>>>
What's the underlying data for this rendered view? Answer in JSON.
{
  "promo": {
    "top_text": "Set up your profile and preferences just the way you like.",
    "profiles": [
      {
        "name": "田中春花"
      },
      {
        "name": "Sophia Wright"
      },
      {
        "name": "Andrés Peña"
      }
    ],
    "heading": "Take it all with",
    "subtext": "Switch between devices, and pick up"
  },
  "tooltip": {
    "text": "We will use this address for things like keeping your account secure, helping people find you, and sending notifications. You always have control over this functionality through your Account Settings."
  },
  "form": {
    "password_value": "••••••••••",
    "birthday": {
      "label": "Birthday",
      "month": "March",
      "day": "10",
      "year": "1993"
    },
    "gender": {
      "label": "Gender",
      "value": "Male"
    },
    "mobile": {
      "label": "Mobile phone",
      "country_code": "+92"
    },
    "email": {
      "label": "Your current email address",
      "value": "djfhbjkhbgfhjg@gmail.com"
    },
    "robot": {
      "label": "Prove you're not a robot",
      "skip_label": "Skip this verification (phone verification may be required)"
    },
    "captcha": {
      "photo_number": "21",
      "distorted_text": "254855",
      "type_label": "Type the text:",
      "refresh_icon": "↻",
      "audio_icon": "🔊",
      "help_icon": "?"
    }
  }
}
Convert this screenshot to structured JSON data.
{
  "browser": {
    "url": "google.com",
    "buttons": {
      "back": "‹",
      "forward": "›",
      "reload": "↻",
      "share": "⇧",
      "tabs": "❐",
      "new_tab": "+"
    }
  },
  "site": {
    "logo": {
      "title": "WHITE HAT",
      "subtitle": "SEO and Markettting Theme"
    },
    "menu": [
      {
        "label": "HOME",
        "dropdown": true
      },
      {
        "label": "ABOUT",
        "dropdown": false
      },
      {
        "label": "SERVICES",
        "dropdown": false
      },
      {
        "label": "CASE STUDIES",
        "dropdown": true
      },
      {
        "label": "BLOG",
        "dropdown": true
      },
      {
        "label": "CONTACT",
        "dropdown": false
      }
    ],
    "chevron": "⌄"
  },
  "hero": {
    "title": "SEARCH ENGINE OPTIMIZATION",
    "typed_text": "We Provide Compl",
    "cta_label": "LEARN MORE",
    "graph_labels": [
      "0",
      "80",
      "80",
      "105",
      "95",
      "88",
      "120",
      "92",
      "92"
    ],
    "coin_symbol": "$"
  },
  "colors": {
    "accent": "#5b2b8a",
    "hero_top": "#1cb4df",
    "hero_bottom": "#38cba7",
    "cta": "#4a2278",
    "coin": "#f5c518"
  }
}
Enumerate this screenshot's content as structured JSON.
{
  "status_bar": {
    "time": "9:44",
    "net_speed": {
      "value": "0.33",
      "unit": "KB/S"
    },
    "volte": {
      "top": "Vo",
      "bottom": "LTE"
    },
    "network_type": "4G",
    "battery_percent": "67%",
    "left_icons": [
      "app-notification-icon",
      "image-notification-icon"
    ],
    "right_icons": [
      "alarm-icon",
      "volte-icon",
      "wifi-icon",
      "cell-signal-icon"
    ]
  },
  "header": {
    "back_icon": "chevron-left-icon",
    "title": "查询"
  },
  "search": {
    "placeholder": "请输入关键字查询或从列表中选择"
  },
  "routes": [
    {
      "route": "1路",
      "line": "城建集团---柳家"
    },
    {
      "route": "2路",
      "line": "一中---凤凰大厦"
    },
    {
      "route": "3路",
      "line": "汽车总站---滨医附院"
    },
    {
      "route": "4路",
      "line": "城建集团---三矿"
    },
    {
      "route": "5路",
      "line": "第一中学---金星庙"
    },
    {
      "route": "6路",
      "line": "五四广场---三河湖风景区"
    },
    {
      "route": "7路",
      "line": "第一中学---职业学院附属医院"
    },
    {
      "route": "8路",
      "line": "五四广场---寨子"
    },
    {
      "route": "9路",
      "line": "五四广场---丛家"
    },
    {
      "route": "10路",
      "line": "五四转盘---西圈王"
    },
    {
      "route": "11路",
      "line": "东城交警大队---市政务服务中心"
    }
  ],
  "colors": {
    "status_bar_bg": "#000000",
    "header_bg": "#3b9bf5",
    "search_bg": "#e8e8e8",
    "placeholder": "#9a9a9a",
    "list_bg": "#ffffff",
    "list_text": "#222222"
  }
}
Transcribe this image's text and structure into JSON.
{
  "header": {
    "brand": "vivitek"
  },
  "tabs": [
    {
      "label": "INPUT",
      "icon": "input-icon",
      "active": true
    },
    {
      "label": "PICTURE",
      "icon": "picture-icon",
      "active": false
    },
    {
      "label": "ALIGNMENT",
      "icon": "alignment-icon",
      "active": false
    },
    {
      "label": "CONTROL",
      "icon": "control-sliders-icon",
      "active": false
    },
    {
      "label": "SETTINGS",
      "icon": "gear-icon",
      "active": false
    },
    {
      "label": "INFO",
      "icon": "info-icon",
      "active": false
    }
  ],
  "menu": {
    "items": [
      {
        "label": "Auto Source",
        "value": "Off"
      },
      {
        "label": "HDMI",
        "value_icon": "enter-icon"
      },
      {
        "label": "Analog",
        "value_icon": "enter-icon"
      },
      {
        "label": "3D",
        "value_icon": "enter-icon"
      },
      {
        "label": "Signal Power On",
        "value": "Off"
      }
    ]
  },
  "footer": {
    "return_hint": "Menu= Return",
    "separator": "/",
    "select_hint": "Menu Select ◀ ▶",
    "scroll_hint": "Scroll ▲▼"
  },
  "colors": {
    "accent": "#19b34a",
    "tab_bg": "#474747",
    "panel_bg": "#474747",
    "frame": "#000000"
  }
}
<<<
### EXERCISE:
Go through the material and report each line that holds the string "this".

### TASK SOLUTION:
What's the underlying data for this rendered view? Answer in JSON.
    "text": "We will use this address for things like keeping your account secure, helping people find you, and sending notifications. You always have control over this functionality through your Account Settings."
      "skip_label": "Skip this verification (phone verification may be required)"
Convert this screenshot to structured JSON data.
Enumerate this screenshot's content as structured JSON.
Transcribe this image's text and structure into JSON.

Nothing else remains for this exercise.